Other spring flowers include glossy golden celandines and pale yellow primroses and the magnificent display of purple anemones or windflowers for which the churchyard is justly famous. So that these can set seed, the grass is not cut on the eastern side of the path but left until June or July for the benefit of many insects.
The churchyard in the spring is a good place to see Orange Tip and Brimstone butterflies. Look out too for Peacocks and Small Tortoiseshells. By April, if you look up in the tops of the yews, especially on the eastern side of the path to the church porch, you may be able to see small Holly Blue butterflies against the dark green of the yew foliage. You may also see a Red Admiral basking on a sunny tombstone.
The churchyard also benefits from a rookery in the large trees adjacent to its eastern side. The call of the rooks is a very characteristic sound of the churchyard, and the beginning of nest building a sure sign of spring!
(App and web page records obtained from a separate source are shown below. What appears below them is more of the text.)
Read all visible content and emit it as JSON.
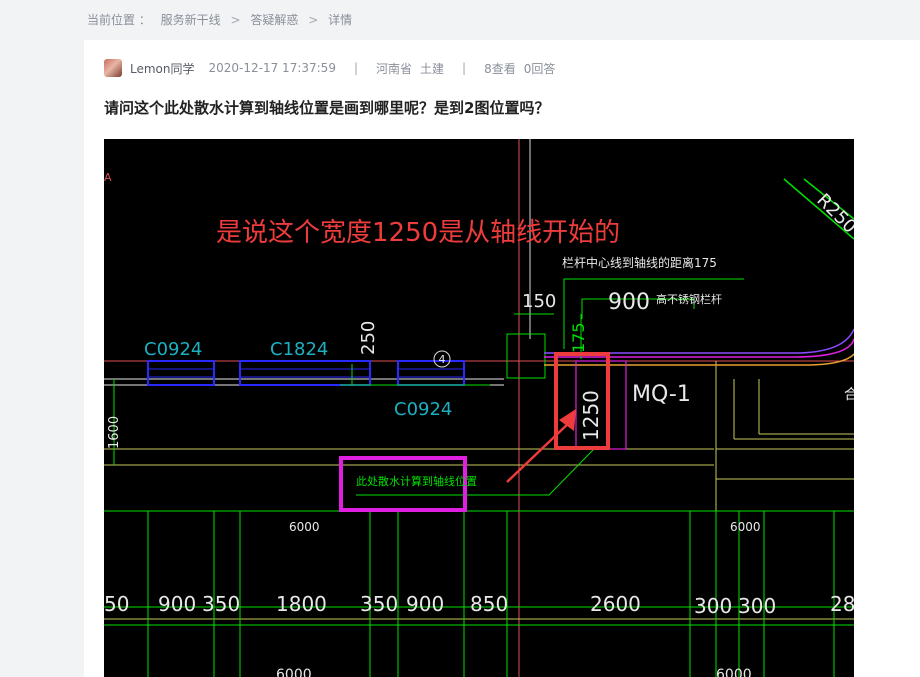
{
  "breadcrumb": {
    "label": "当前位置 ：",
    "items": [
      "服务新干线",
      "答疑解惑",
      "详情"
    ],
    "separator": ">"
  },
  "question": {
    "author": "Lemon同学",
    "datetime": "2020-12-17 17:37:59",
    "meta_separator": "|",
    "province": "河南省",
    "major": "土建",
    "views": "8查看",
    "answers": "0回答",
    "title": "请问这个此处散水计算到轴线位置是画到哪里呢？是到2图位置吗？"
  },
  "drawing": {
    "annotation_main": "是说这个宽度1250是从轴线开始的",
    "annotation_box": "此处散水计算到轴线位置",
    "rail_label": "栏杆中心线到轴线的距离175",
    "rail_material": "高不锈钢栏杆",
    "window_labels": [
      "C0924",
      "C1824",
      "C0924"
    ],
    "curtain_wall": "MQ-1",
    "axis_number": "4",
    "radius_label": "R250",
    "dims_top": [
      "150",
      "900",
      "250",
      "175",
      "1250"
    ],
    "dims_left": "1600",
    "dims_span": [
      "6000",
      "6000",
      "6000",
      "6000"
    ],
    "dims_row": [
      "50",
      "900",
      "350",
      "1800",
      "350",
      "900",
      "850",
      "2600",
      "300",
      "300",
      "28"
    ],
    "edge_mark_left": "A",
    "edge_mark_right": "合",
    "colors": {
      "background": "#000000",
      "green": "#00e000",
      "cyan": "#1ab0c0",
      "white": "#e8e8e8",
      "magenta": "#e020e0",
      "red": "#ee3b3b",
      "yellow": "#c8c85a",
      "blue": "#2a2aff"
    }
  }
}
A section of laurel hedge on the eastern boundary was removed in February 2017 and replaced with a wildlife-friendly hedge of mixed native species, including hawthorn, blackthorn, buckthorn, hazel, crab apple, guelder rose and dog rose which all supply food for birds and insects.
Look out too for various nest boxes in the churchyard. Six have been added thanks to an Awards for All grant from the National Lottery Community Fund: four tit boxes, one for a robin and one for a flycatcher. Do look out for any activity around these boxes.